Pennsylvania-based Yapple Yogurt made its Carytown debut Wednesday but got a frosty reception from its next-door neighbor: Sweet Frog.
On Yapple’s first day in business on Cary Street, six Sweet Frog employees stood outside and tried to direct pedestrians into their shop. A Sweet Frog mascot danced and pointed to the Sweet Frog store.
Sweet Frog also parked two branded cars on the street in front of Yapple’s door.
Andy Lin, owner of Yapple Yogurt, said he expected Sweet Frog to come after him.
“All this,” he said, pointing to the Sweet Frog cars, “clever marketing tricks might work a little bit, but at the end of the day customers are going to make their decision based on whose yogurt tastes better. Whatever makes people happier, that’s what matters.”
This is Yapple’s fifth location. A sixth is in the works at Willow Lawn.
The new store cost almost twice as much to build as other locations and was over budget by almost $100,000, Lin said.
“The infrastructure of the building was in worse shape than we thought,” Lin said. “It came close to $600,000. It’s put a strain on the growth of the company, because for that we could have opened nearly two stores.”
The original plan was to occupy 5,000 square feet on two floors, Lin said, but the company had trouble getting permits.
“We gave up on the second floor halfway though,” he said. “If we had waited to get the permits, we would be opening next year. The good thing is that we have the option to grow with our customer base.”
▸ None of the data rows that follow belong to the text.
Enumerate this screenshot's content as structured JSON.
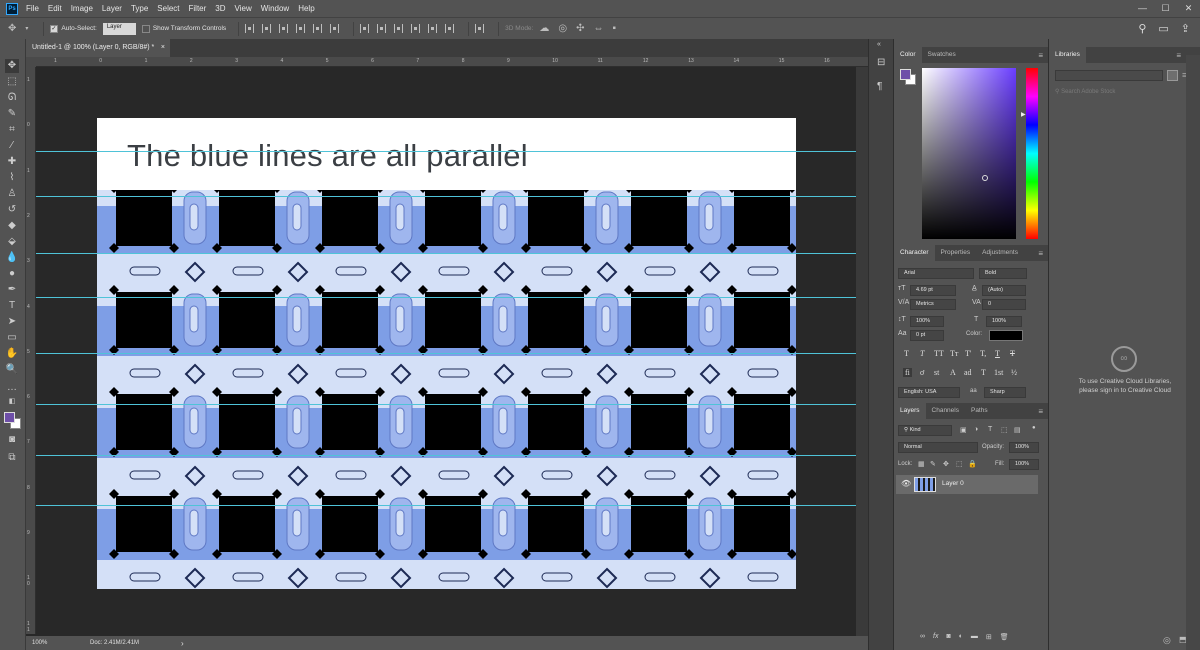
{
  "menubar": {
    "app_icon": "Ps",
    "items": [
      "File",
      "Edit",
      "Image",
      "Layer",
      "Type",
      "Select",
      "Filter",
      "3D",
      "View",
      "Window",
      "Help"
    ],
    "window_controls": [
      "minimize-icon",
      "maximize-icon",
      "close-icon"
    ]
  },
  "options_bar": {
    "auto_select_label": "Auto-Select:",
    "auto_select_value": "Layer",
    "show_transform_label": "Show Transform Controls",
    "mode_3d_label": "3D Mode:",
    "auto_select_checked": true,
    "show_transform_checked": false
  },
  "document_tab": {
    "title": "Untitled-1 @ 100% (Layer 0, RGB/8#) *",
    "close": "×"
  },
  "ruler_h_labels": [
    "1",
    "0",
    "1",
    "2",
    "3",
    "4",
    "5",
    "6",
    "7",
    "8",
    "9",
    "10",
    "11",
    "12",
    "13",
    "14",
    "15",
    "16"
  ],
  "ruler_v_labels": [
    "1",
    "0",
    "1",
    "2",
    "3",
    "4",
    "5",
    "6",
    "7",
    "8",
    "9",
    "1 0",
    "1 1"
  ],
  "canvas": {
    "headline": "The blue lines are all parallel",
    "guide_color": "#4fc3d8",
    "pattern_blue": "#7e9ee6",
    "pattern_light": "#d4e0f7",
    "pattern_dark": "#000000"
  },
  "status": {
    "zoom": "100%",
    "doc": "Doc: 2.41M/2.41M",
    "arrow": "›"
  },
  "color_panel": {
    "tabs": [
      "Color",
      "Swatches"
    ],
    "foreground": "#6e4fa8",
    "background": "#ffffff"
  },
  "character_panel": {
    "tabs": [
      "Character",
      "Properties",
      "Adjustments"
    ],
    "font_family": "Arial",
    "font_style": "Bold",
    "font_size": "4.69 pt",
    "leading": "(Auto)",
    "kerning": "Metrics",
    "tracking": "0",
    "vertical_scale": "100%",
    "horizontal_scale": "100%",
    "baseline_shift": "0 pt",
    "color_label": "Color:",
    "language": "English: USA",
    "antialias_label": "aa",
    "antialias": "Sharp",
    "type_buttons": [
      "T",
      "T",
      "TT",
      "Tт",
      "T'",
      "T,",
      "T",
      "T"
    ],
    "opentype_buttons": [
      "fi",
      "ơ",
      "st",
      "A",
      "ad",
      "T",
      "1st",
      "½"
    ]
  },
  "layers_panel": {
    "tabs": [
      "Layers",
      "Channels",
      "Paths"
    ],
    "filter_kind": "Kind",
    "blend_mode": "Normal",
    "opacity_label": "Opacity:",
    "opacity": "100%",
    "lock_label": "Lock:",
    "fill_label": "Fill:",
    "fill": "100%",
    "layers": [
      {
        "name": "Layer 0",
        "visible": true
      }
    ],
    "bottom_icons": [
      "link-icon",
      "fx-icon",
      "mask-icon",
      "adjustment-icon",
      "folder-icon",
      "new-layer-icon",
      "trash-icon"
    ]
  },
  "libraries_panel": {
    "tab": "Libraries",
    "search_placeholder": "Search Adobe Stock",
    "message": "To use Creative Cloud Libraries, please sign in to Creative Cloud"
  }
}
Lin, 24, said the company financed the store with profits from other locations and loans from family. Lin said that would help the shop withstand Sweet Frog’s promotional campaign.
“One of the nice things about being well backed is that Sweet Frog could keep this up for a year, and we’ll still be here,” he said.
The Yapple store has 13 employees, but Lin said he wants about 16. He is looking for a manager and an assistant manager for the location.
As for the yogurt empire next door — Sweet Frog has more than 60 locations — Lin said he hopes to win over customers with friendly service and tasty yogurt.
“We want people to decide for themselves,” he said. “Come in, try the yogurt. If you like my yogurt, great. But if you don’t, you’re still our friend.”